Energy Efficiency

Buildings undergo several phases over their lifetime, including design, construction, operation, and retrofits. In each stage, there are opportunities to improve energy efficiency and reduce emissions: designing a building to use more natural lighting or install district heating, sourcing construction materials that have less embodied carbon, changing consumer behavior and electricity usage patterns to reduce energy demand, or planning major retrofits over the life of the building. Areas where technical advances can increase energy efficiency include improving building envelopes and window insulation to control for air and moisture and optimizing the cost and performance of LED lighting. Additional qualitative challenges include building occupants’ lack of awareness and information about energy use.

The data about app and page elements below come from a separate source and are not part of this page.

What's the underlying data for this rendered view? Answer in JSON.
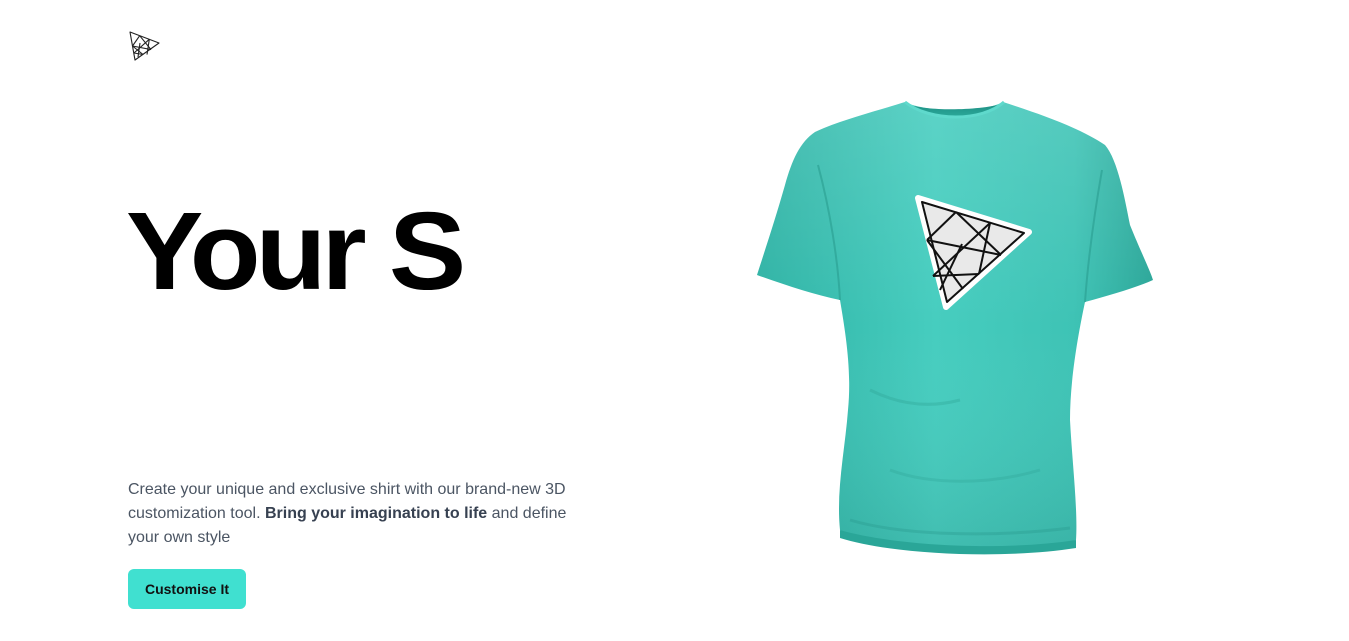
{
  "header": {
    "logo_icon": "triangle-mesh-logo-icon"
  },
  "hero": {
    "headline": "Your S",
    "description_prefix": "Create your unique and exclusive shirt with our brand-new 3D customization tool.",
    "description_bold": "Bring your imagination to life",
    "description_suffix": "and define your own style",
    "cta_label": "Customise It"
  },
  "viewer": {
    "model": "t-shirt-3d-model",
    "decal_icon": "triangle-mesh-decal-icon",
    "shirt_color": "#3ec8b9",
    "accent_color": "#40e0d0"
  }
}
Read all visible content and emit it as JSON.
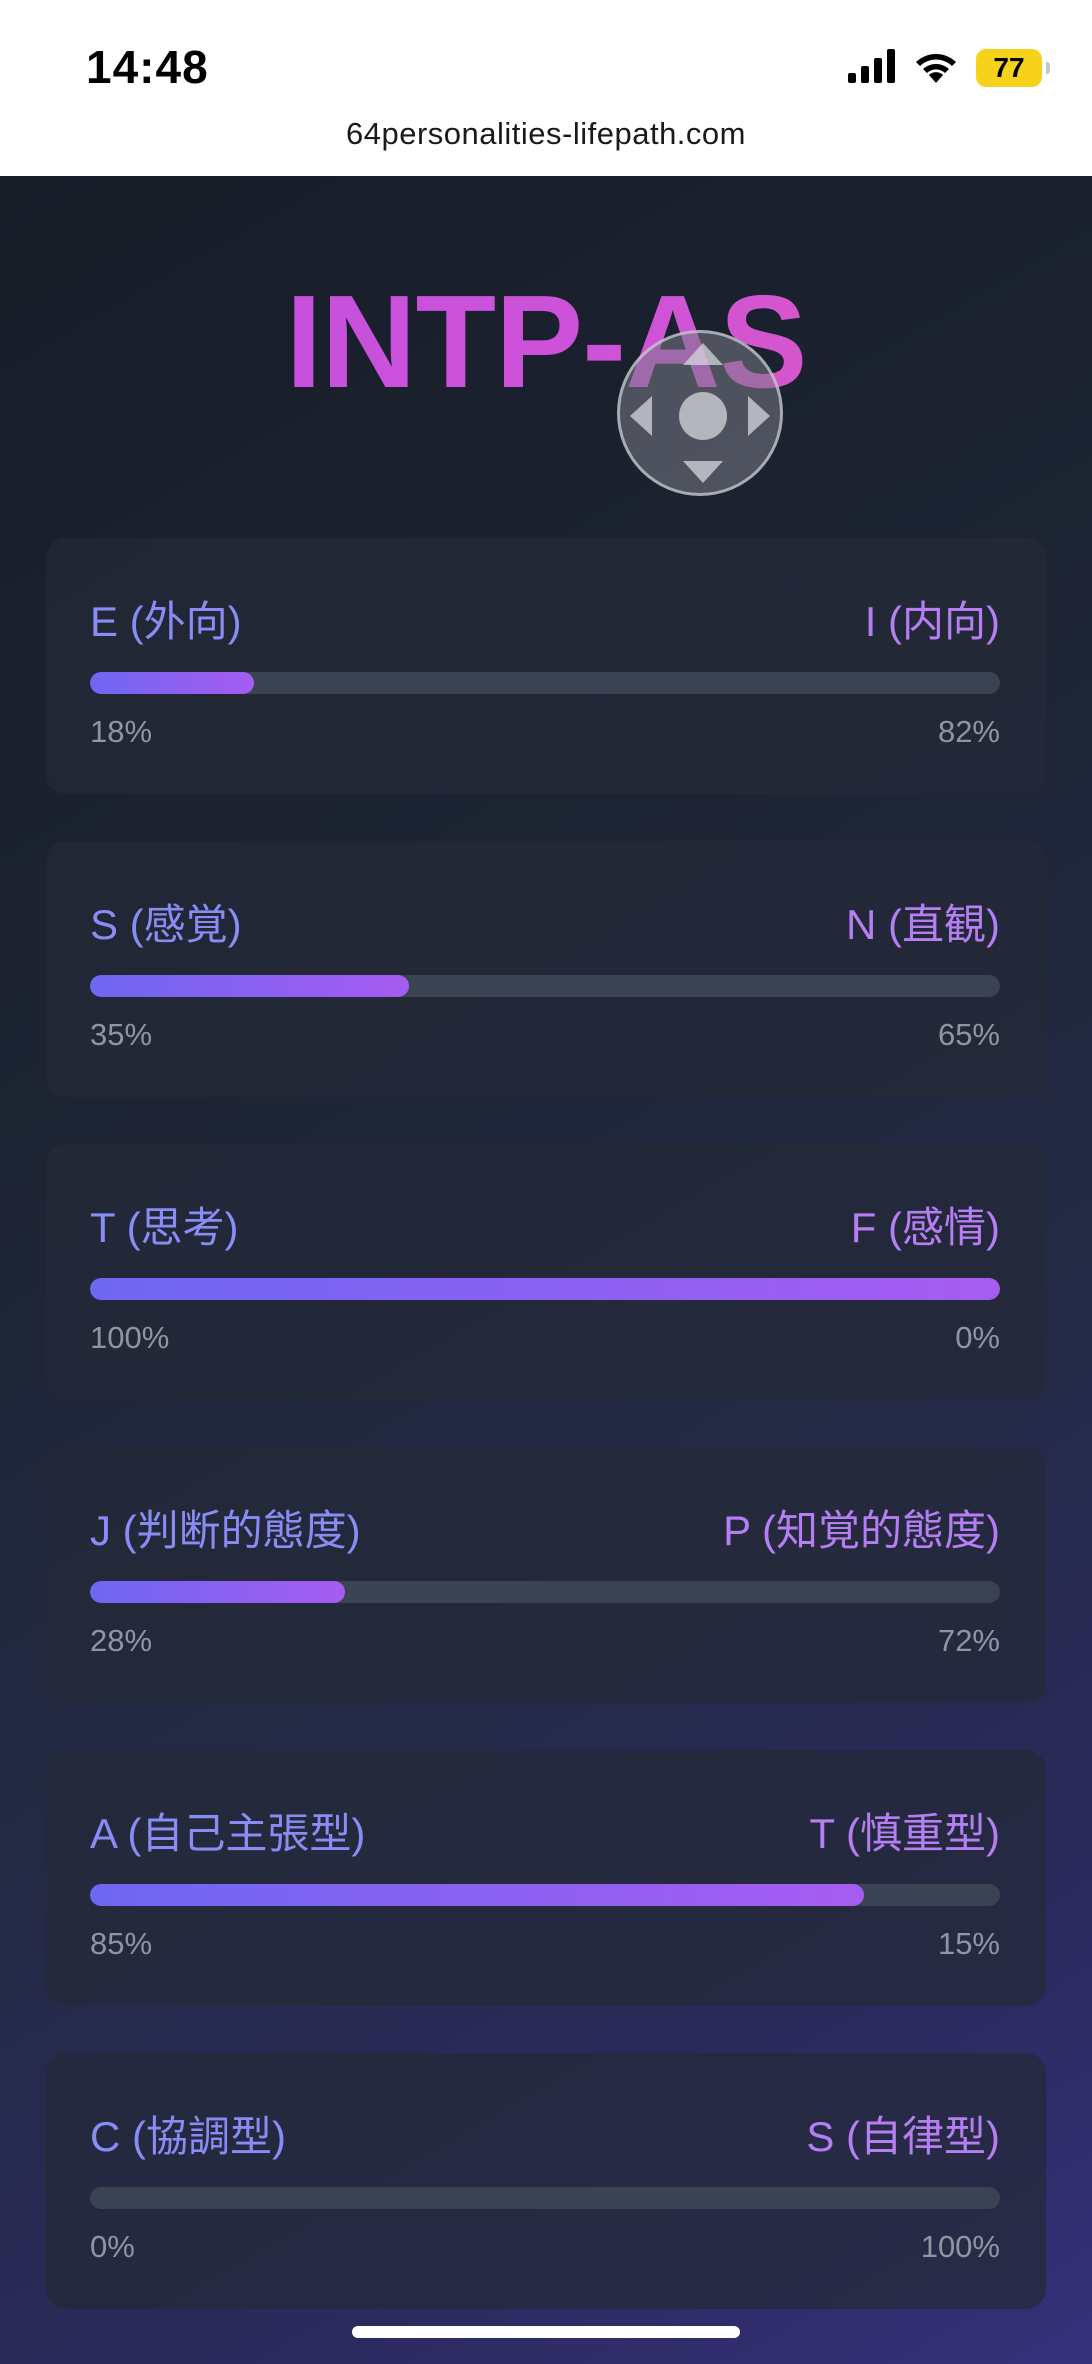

Many tenants in commercial and residential buildings currently lack real-time insight on energy use. In commercial and residential settings, energy costs may be monitored by only a few people or embedded in rental charges, thus reducing transparency and any incentive to reduce energy use. While nearly half of all U.S. electricity customers now have smart meters, there is still resistance to smart metering due to concerns over cost, privacy and accuracy.[xiv] Many companies now offer hardware, software, and services to help commercial and residential users benchmark their energy usage against peers to make better-informed decisions. These intelligent efficiency solutions can help ensure energy is consumed where it is precisely demanded, enable demand response during peak loads on the grid, and drastically alter how tenants actively interact with the buildings they occupy.

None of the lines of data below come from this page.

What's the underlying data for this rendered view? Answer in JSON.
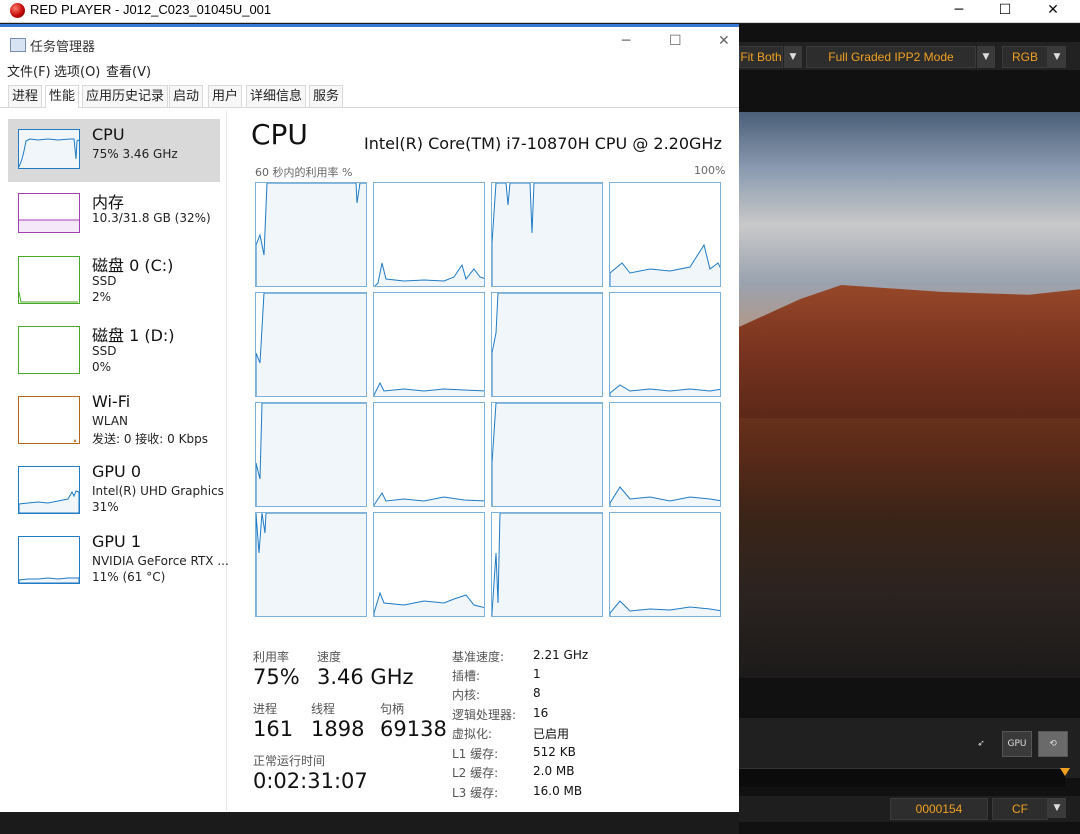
{
  "red_player": {
    "title": "RED PLAYER - J012_C023_01045U_001",
    "toolbar": {
      "fit": "Fit Both",
      "mode": "Full Graded IPP2 Mode",
      "channel": "RGB"
    },
    "timecode": "0000154",
    "cf": "CF",
    "gpu_badge": "GPU"
  },
  "task_manager": {
    "title": "任务管理器",
    "menu": [
      "文件(F)",
      "选项(O)",
      "查看(V)"
    ],
    "tabs": [
      "进程",
      "性能",
      "应用历史记录",
      "启动",
      "用户",
      "详细信息",
      "服务"
    ],
    "sidebar": [
      {
        "name": "CPU",
        "l1": "75%  3.46 GHz",
        "l2": ""
      },
      {
        "name": "内存",
        "l1": "10.3/31.8 GB (32%)",
        "l2": ""
      },
      {
        "name": "磁盘 0 (C:)",
        "l1": "SSD",
        "l2": "2%"
      },
      {
        "name": "磁盘 1 (D:)",
        "l1": "SSD",
        "l2": "0%"
      },
      {
        "name": "Wi-Fi",
        "l1": "WLAN",
        "l2": "发送: 0  接收: 0 Kbps"
      },
      {
        "name": "GPU 0",
        "l1": "Intel(R) UHD Graphics",
        "l2": "31%"
      },
      {
        "name": "GPU 1",
        "l1": "NVIDIA GeForce RTX ...",
        "l2": "11% (61 °C)"
      }
    ],
    "detail": {
      "heading": "CPU",
      "model": "Intel(R) Core(TM) i7-10870H CPU @ 2.20GHz",
      "graph_label": "60 秒内的利用率 %",
      "graph_max": "100%",
      "stats": {
        "util_label": "利用率",
        "util": "75%",
        "speed_label": "速度",
        "speed": "3.46 GHz",
        "proc_label": "进程",
        "proc": "161",
        "thread_label": "线程",
        "thread": "1898",
        "handle_label": "句柄",
        "handle": "69138",
        "uptime_label": "正常运行时间",
        "uptime": "0:02:31:07"
      },
      "kv": [
        {
          "k": "基准速度:",
          "v": "2.21 GHz"
        },
        {
          "k": "插槽:",
          "v": "1"
        },
        {
          "k": "内核:",
          "v": "8"
        },
        {
          "k": "逻辑处理器:",
          "v": "16"
        },
        {
          "k": "虚拟化:",
          "v": "已启用"
        },
        {
          "k": "L1 缓存:",
          "v": "512 KB"
        },
        {
          "k": "L2 缓存:",
          "v": "2.0 MB"
        },
        {
          "k": "L3 缓存:",
          "v": "16.0 MB"
        }
      ]
    }
  },
  "colors": {
    "cpu_line": "#1f7bc4",
    "cpu_fill": "#f1f6fb",
    "mem_line": "#a33fb5",
    "disk_line": "#4aa829",
    "net_line": "#b5651d",
    "tm_accent": "#3a78d6",
    "rp_accent": "#f0a020"
  }
}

Decarbonization Challenges

As a building undergoes different phases over its lifetime, the people who construct, own, and occupy it will vary. For example, the builder or owner of a newly constructed building may not install the most energy efficient appliances or equipment, whereas the buyer or renter will be responsible for paying the energy bill. This split incentive tends to favor lower upfront costs despite the net lifetime savings that could be achieved through greater energy efficiency.

Upfront costs may also be an obstacle to switching existing buildings to alternative fuels or technologies such as heat pumps. In both the commercial and residential sectors, potential financial incentives for such investments include: streamlined loan processes, rebates, favorable loan terms, weatherization assistance for low-income households, property assessed clean energy (PACE) funds, and tax credits for both installing on-site renewable energy and pursuing specific green building certifications.


Alliance to Save Energy, 2016, “The Evolution of EIA’s Residential, Commercial, Industrial, And Transportation Forecasts,”

U.S. Census Bureau, 2013, 2013 Housing Profile,

U.S. Census Bureau, 2018, “New Residential Construction: New Privately Owned Housing Units Completed,”

U.S. Department of Energy, Energy Efficiency Trends in Residential and Commercial Buildings,

U.S. Department of Energy, “Heat Pump Systems,” U.S. Department of Energy, “Heat Pump Systems.”

U.S. Department of Energy, “Water Heating.”  U.S. Department of Energy, “Water Heating,”

U.S. Energy Information Administration, 2012, “A Look at the U.S. Commercial Building Stock: Results from EIA’s 2012 Commercial Buildings Energy Consumption Survey (CBECS).”

U.S. Energy Information Administration, 2018, Annual Energy Outlook,

U.S. Energy Information Administration, 2017, “Nearly Half of All U.S Electricity Customers Have Smart Meters.”

U.S. Environmental Protection Agency, Inventory of U.S. Greenhouse Gas Emissions and Sinks: 1990-2015,

Paddock, Lee, and McCoy, Caitlin, 2018, “Deep Decarbonization of New Buildings,”

SF Environment and Siemens, Reaching 80×50: Technology Pathways to a Sustainable Future,

The White House, United States Mid-Century Strategy for Deep Decarbonization.